4. (SBU) U.S. policy with regard to Iran sanctions was also briefly discussed, with EconOff explaining that while perhaps the U.S. tone had changed, the underlying policy had not.
5. (C) Comment and Guidance Request. Paris's views may represent the MFA, but may not yet indicate a fully coordinated GOR position. At the same time, they demonstrate that Romania remains susceptible to lobbying by other EU countries, especially on non-core security issues. Paris's argument--however nuanced--that human rights should be elevated to the same level as security in determining sanctions policy represents a notable departure from our previous understanding of GOR policy. Post would appreciate the Department's guidance as to whether the U.S. is open to negotiating any reforms in the 1267 listing process.
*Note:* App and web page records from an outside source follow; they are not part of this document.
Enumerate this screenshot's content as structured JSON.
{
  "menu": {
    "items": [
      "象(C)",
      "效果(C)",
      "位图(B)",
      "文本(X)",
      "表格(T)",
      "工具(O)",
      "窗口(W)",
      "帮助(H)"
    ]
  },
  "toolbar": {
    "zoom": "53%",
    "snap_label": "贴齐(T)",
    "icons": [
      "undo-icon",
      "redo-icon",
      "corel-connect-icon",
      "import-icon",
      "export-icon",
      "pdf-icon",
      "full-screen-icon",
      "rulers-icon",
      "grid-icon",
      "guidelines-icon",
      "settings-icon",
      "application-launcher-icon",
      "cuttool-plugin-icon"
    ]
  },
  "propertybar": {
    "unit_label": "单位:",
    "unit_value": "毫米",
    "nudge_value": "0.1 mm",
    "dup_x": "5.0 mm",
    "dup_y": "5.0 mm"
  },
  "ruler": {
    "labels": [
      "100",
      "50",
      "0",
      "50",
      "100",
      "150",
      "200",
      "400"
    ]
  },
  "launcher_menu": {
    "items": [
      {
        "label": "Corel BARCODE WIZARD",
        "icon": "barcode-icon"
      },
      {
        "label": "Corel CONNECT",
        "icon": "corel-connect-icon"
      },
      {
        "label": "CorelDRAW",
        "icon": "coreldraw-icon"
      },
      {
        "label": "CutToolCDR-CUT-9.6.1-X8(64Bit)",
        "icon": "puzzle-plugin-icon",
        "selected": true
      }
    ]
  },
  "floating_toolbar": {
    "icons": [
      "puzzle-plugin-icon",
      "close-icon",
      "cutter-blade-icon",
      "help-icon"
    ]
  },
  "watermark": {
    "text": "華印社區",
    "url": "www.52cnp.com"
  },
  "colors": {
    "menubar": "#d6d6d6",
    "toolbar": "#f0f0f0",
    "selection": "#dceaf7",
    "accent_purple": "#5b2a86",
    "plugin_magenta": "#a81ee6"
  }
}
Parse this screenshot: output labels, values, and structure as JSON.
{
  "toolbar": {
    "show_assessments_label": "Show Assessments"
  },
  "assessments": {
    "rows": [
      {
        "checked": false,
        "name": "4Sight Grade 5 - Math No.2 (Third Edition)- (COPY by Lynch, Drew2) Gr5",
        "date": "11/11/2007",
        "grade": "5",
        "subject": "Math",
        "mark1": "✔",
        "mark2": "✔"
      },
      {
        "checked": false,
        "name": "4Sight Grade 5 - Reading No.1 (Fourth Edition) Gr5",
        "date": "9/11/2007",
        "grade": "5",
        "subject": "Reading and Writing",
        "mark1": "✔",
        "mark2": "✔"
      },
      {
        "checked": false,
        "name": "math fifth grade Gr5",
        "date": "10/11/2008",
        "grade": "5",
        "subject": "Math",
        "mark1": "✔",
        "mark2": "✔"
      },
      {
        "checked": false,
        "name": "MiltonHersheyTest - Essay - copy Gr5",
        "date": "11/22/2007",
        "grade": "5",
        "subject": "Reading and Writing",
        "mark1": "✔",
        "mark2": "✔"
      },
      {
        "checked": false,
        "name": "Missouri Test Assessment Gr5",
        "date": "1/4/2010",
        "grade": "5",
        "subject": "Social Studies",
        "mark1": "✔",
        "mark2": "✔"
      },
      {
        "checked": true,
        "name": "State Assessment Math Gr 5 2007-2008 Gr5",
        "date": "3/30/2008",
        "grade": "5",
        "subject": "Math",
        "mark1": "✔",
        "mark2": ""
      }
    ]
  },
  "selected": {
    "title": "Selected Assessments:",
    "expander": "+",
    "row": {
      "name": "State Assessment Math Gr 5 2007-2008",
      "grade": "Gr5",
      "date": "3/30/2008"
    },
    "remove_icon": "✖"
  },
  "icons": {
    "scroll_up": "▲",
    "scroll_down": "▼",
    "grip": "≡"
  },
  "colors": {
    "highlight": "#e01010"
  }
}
Post would also appreciate the Department's views on whether we should elevate and broaden the level of our engagement with the GOR on sanctions issues, emphasizing the core security issues at stake. End Comment and Guidance Request. GUTHRIE-CORN